What you should do: All lines in the entries below that hold "this" make up the answer.

Information shown:
* * * * * * * * *
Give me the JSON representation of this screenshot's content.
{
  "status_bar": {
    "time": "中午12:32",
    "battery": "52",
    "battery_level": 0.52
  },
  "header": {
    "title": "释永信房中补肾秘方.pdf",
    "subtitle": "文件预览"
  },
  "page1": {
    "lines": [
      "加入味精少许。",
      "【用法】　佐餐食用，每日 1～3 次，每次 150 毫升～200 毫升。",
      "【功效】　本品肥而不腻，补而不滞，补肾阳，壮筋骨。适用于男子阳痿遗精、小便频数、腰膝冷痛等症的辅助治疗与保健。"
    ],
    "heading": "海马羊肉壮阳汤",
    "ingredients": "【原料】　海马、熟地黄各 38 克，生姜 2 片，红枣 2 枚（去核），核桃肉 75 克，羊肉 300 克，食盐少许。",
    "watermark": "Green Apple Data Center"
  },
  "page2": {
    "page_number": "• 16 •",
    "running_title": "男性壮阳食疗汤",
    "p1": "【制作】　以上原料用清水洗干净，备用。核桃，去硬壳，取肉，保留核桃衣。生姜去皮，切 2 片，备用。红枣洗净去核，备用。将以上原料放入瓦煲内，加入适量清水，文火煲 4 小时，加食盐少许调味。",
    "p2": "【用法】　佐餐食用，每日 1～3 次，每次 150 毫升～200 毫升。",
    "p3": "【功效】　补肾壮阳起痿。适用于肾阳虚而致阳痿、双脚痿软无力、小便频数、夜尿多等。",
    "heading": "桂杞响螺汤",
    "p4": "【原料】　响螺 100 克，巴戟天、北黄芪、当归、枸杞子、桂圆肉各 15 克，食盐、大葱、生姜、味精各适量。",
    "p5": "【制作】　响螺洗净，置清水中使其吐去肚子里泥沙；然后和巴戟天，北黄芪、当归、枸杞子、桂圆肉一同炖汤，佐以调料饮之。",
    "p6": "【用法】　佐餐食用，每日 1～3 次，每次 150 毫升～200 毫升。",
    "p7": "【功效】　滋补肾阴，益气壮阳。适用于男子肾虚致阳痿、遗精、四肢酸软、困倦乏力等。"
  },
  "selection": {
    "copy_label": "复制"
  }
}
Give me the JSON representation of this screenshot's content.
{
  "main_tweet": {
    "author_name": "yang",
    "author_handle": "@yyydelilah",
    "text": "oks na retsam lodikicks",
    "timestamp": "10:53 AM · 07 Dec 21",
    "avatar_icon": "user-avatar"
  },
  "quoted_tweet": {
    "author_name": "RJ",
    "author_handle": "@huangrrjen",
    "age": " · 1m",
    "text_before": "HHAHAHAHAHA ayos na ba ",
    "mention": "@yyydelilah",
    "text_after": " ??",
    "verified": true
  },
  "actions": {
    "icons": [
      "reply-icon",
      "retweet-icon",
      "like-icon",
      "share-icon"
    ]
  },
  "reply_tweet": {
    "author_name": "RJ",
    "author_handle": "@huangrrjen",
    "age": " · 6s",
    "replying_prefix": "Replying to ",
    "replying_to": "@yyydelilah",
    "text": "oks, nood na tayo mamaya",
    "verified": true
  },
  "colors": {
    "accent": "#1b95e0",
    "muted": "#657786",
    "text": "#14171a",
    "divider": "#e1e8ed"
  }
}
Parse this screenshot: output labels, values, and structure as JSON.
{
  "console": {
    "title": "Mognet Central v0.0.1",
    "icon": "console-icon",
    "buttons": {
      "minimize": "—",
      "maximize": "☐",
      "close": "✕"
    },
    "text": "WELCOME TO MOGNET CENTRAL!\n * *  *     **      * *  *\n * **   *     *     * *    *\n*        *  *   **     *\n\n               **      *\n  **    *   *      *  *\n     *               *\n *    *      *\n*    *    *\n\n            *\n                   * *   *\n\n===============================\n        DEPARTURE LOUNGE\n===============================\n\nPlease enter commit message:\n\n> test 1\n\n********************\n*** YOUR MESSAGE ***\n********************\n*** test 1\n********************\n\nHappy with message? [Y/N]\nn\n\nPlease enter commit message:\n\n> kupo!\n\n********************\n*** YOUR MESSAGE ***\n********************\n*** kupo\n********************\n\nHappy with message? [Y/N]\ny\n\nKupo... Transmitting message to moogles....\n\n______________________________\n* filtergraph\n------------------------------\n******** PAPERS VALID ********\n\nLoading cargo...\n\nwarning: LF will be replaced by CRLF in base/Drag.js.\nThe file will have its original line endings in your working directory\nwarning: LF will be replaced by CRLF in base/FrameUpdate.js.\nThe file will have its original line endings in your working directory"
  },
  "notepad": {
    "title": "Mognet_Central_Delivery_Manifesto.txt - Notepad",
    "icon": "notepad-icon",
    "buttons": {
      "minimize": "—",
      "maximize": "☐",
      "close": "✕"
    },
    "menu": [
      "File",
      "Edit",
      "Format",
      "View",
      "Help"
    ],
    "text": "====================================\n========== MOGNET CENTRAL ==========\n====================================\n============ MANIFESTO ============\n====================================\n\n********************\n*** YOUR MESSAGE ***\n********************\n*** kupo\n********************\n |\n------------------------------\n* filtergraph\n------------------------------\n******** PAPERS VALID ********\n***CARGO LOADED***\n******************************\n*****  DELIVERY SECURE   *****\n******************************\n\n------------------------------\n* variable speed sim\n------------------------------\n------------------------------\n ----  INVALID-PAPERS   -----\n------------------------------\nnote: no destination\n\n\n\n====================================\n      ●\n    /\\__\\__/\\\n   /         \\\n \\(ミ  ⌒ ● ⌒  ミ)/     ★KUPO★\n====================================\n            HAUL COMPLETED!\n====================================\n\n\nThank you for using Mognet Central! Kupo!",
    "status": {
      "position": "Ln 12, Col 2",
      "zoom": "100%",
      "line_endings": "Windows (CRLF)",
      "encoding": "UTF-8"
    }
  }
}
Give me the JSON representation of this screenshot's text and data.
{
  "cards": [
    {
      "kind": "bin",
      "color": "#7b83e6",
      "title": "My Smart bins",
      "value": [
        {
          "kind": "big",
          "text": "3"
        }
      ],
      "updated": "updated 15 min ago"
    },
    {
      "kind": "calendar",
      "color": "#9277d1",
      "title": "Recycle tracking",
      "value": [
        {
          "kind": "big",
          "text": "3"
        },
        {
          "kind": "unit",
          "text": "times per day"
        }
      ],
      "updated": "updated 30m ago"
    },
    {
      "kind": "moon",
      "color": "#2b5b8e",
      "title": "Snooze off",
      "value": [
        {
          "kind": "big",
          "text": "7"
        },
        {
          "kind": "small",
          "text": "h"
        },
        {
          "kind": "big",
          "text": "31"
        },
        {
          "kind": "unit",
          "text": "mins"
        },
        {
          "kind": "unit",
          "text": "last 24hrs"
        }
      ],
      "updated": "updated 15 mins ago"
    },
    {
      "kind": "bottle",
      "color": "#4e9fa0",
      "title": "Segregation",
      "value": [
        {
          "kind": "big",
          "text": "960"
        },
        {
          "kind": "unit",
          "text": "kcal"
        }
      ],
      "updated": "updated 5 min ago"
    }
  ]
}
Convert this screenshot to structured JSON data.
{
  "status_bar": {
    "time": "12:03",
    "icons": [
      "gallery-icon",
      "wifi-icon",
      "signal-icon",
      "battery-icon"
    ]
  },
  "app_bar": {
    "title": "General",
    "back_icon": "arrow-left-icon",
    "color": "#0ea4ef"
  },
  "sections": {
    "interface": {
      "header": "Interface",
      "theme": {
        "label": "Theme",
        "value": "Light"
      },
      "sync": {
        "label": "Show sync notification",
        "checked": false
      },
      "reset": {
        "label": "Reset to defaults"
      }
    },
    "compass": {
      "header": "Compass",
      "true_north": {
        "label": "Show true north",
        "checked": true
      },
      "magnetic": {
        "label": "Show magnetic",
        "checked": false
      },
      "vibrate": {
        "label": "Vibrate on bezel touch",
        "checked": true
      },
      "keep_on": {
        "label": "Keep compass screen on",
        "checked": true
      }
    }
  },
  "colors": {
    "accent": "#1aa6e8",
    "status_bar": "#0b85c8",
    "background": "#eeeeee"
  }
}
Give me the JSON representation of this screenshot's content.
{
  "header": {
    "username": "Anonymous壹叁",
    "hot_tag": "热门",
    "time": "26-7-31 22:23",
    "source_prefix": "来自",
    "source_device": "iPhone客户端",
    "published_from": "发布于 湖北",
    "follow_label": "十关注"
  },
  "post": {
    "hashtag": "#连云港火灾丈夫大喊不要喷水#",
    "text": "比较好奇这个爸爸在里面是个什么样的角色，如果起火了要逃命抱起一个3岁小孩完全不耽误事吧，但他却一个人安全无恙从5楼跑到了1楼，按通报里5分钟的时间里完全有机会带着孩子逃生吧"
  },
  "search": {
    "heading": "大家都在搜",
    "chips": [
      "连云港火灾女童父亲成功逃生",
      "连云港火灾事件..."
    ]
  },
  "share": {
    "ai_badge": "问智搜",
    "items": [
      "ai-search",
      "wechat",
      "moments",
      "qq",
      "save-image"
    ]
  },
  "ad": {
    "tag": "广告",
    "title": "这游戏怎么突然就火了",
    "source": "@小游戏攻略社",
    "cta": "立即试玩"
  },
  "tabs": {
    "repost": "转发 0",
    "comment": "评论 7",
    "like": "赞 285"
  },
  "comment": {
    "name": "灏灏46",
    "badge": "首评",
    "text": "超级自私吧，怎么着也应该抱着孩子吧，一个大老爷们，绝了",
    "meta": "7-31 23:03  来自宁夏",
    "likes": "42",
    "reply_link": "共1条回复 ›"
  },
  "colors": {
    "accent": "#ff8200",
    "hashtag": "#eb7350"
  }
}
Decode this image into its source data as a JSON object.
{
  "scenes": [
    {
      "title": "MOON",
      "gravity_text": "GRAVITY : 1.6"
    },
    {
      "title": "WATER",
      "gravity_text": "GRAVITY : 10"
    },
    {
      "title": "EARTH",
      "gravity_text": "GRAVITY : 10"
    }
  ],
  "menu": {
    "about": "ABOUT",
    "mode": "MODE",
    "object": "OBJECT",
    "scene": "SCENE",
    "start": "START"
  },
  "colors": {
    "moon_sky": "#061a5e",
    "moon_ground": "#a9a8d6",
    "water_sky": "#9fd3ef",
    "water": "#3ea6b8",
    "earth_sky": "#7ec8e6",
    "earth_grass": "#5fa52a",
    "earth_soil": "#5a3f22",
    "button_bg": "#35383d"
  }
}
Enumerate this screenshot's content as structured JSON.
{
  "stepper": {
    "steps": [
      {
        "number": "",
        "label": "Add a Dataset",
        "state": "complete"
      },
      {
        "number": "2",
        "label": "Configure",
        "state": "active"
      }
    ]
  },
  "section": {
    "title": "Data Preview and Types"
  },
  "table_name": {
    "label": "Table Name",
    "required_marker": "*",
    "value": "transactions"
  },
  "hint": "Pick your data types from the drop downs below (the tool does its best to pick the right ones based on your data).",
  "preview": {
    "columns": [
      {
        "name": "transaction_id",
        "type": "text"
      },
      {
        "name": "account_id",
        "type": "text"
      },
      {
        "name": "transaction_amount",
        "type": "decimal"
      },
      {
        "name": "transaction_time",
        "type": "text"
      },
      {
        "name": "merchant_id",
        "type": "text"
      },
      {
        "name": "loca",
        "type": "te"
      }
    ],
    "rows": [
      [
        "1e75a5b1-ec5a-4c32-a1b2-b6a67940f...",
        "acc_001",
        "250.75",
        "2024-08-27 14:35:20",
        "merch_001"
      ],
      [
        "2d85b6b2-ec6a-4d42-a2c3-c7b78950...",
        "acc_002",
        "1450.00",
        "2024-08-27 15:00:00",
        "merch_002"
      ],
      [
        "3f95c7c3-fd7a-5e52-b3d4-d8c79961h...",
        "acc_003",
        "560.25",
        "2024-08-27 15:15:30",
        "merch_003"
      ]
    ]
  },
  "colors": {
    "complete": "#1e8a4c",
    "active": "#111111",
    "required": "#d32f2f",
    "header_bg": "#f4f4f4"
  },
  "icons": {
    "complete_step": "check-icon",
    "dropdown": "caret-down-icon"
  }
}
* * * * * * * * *
The completed task:
Give me the JSON representation of this screenshot's content.
Give me the JSON representation of this screenshot's content.
Parse this screenshot: output labels, values, and structure as JSON.
Give me the JSON representation of this screenshot's text and data.
Convert this screenshot to structured JSON data.
Give me the JSON representation of this screenshot's content.
Decode this image into its source data as a JSON object.
Enumerate this screenshot's content as structured JSON.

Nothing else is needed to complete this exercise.